Mendoza: RIP for Mamba & Mambacita

Al Mendoza

WHAT did Kobe Bryant want for Gigi when she grew up?

To be a basketball player. A great one like him.

Gigi—Gianna Maria-Onore Bryant—was only 13 years old when she and her dad perished in that late-morning helicopter crash in Calabasas, Los Angeles, California on January 25.

They were on their way to the Mamba Academy with seven others when their Sikorsky chopper clipped a hillside in rough weather and burst into a fiery ball of fire.

Flight officials at the John Wayne Airport in Burbank had route records indicating the pilot, a veteran no less, was navigating under a dense fog for better visibility.

Apparently, said flight recorders, the pilot didn’t notice flying too low, resulting in possible miscalculations before the crash that killed all nine aboard.

Initial reports indicate human error, although mechanical failure was not being completely ruled out.

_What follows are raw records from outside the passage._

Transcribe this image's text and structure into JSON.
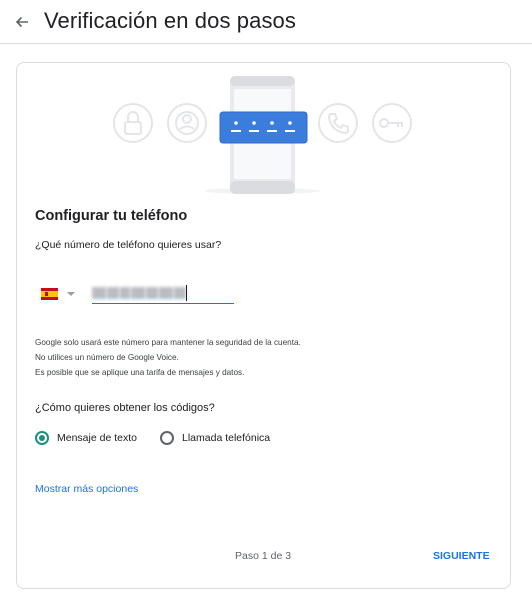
{
  "header": {
    "title": "Verificación en dos pasos"
  },
  "setup": {
    "section_title": "Configurar tu teléfono",
    "phone_question": "¿Qué número de teléfono quieres usar?",
    "country_code": "ES",
    "info_lines": [
      "Google solo usará este número para mantener la seguridad de la cuenta.",
      "No utilices un número de Google Voice.",
      "Es posible que se aplique una tarifa de mensajes y datos."
    ],
    "codes_question": "¿Cómo quieres obtener los códigos?",
    "options": [
      {
        "label": "Mensaje de texto",
        "selected": true
      },
      {
        "label": "Llamada telefónica",
        "selected": false
      }
    ],
    "more_options_link": "Mostrar más opciones"
  },
  "footer": {
    "step": "Paso 1 de 3",
    "next_button": "SIGUIENTE"
  },
  "colors": {
    "accent": "#1a73e8",
    "radio_selected": "#1e8e7e",
    "illustration_code_box": "#3b7ddd"
  },
  "icons": [
    "back-arrow-icon",
    "lock-icon",
    "account-icon",
    "phone-call-icon",
    "key-icon",
    "password-dots-icon"
  ]
}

Among those who perished in the tragedy were a couple and their child, a lady basketball coach with Filipino parentage (Christina Mauser) and two girls who were Gigi’s teammates.

Bryant was to accompany his daughter Gigi and Gigi’s teammates to a game at the Mamba Academy, so named to perpetuate the memory of the famous moniker that Kobe used as a Laker for 20 years, winning five NBA titles in a decade.

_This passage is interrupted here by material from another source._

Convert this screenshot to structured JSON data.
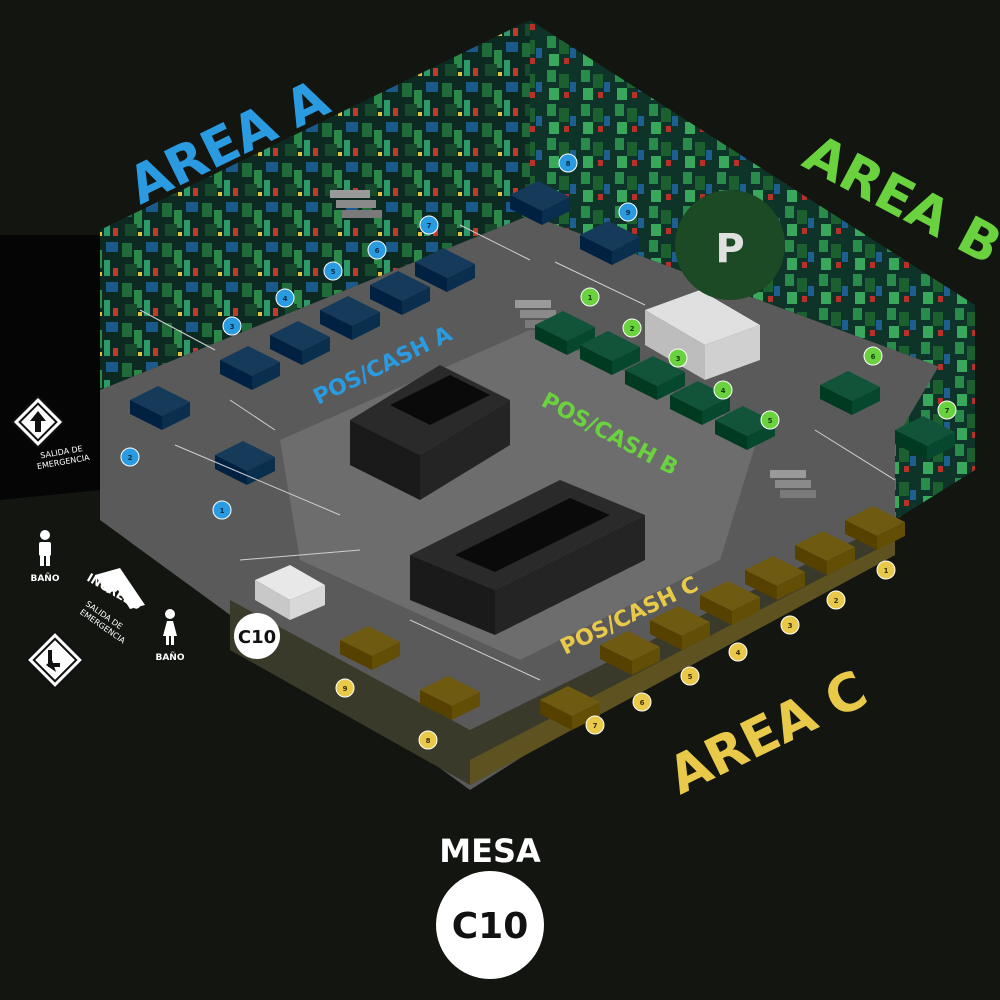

So enamored Gigi was with basketball that, after showing early signs of flair with the game, Bryant called her Mambacita.

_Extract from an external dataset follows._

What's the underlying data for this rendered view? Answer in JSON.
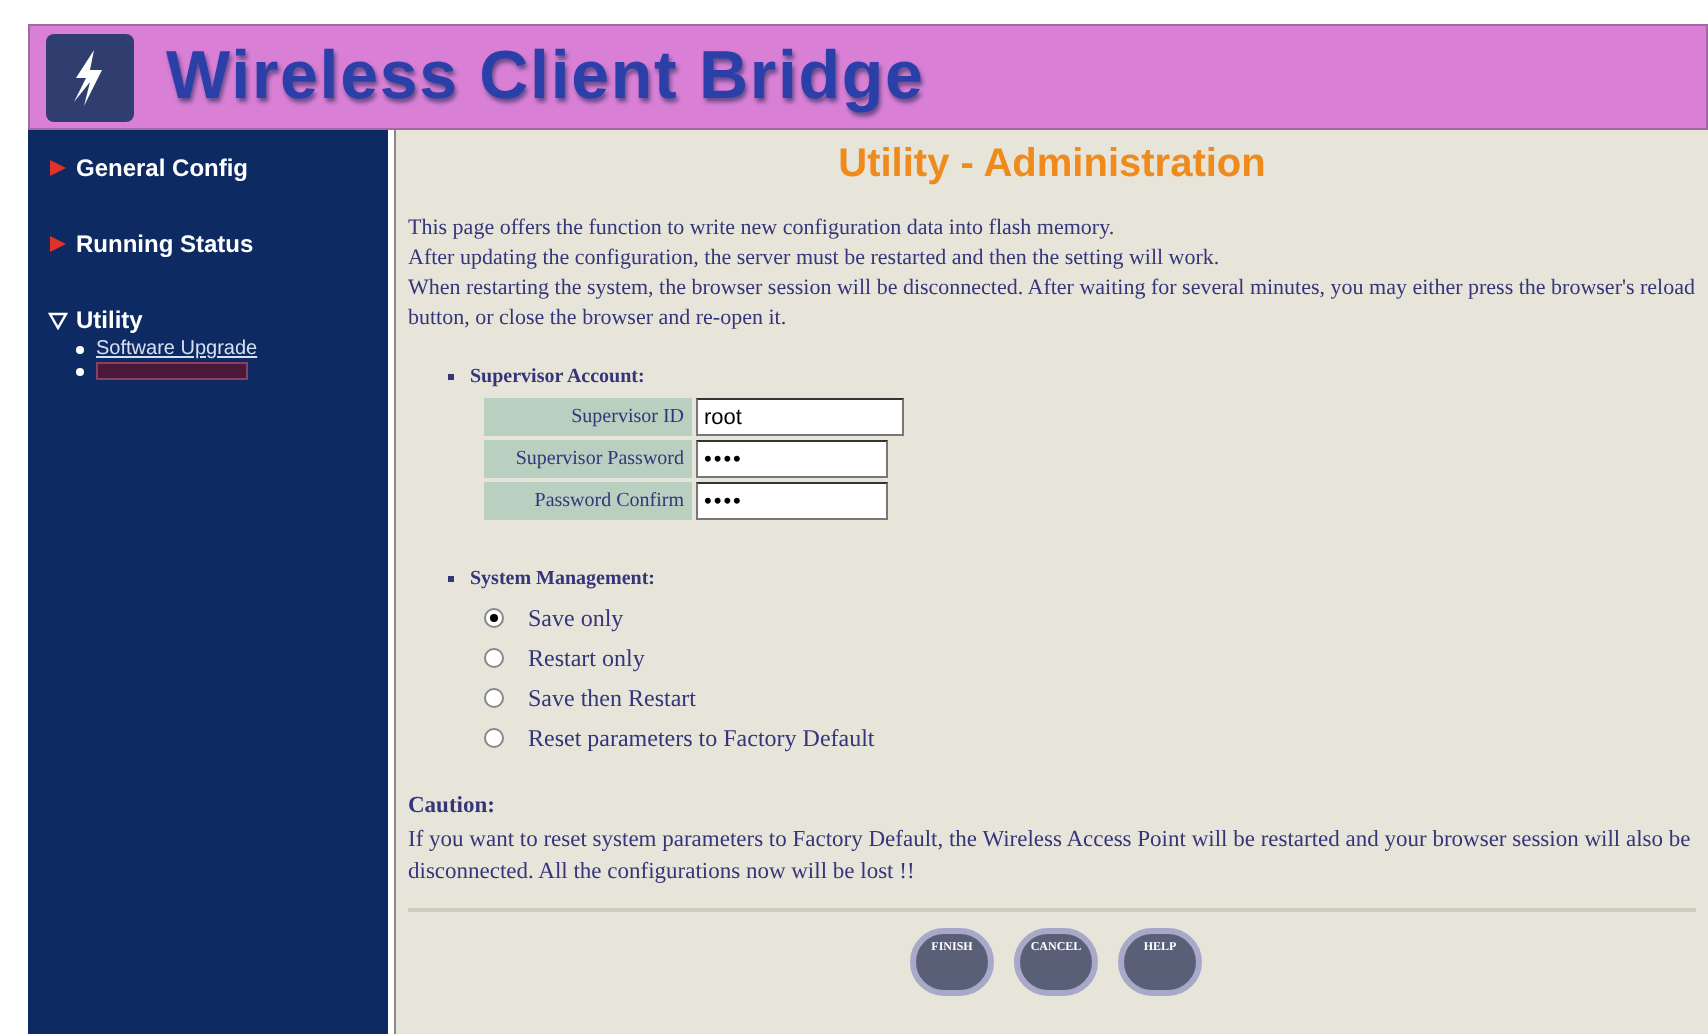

Gigi wasn’t a basketball girl, although among Bryant’s four daughters, Gigi exhibited her dad’s athleticism and fierce ethics on discipline.

In a TV interview in March, AP’s Tim Reynolds quoted Bryant as saying: “It’s pretty cool. She started out playing soccer, which I love. But she came to me about a year-and-a-half ago and said, ‘Can you teach me the game?’ I said, ‘Sure.’ We started working a little bit, and the next thing you know it became a true passion of hers. So, it’s wonderful.”

And then in the blink of an eye, they were gone.

Suddenly, the Mamba we knew is now but a memory.

The Mambacita we hardly knew is but history.

Life’s unfair. Sometimes.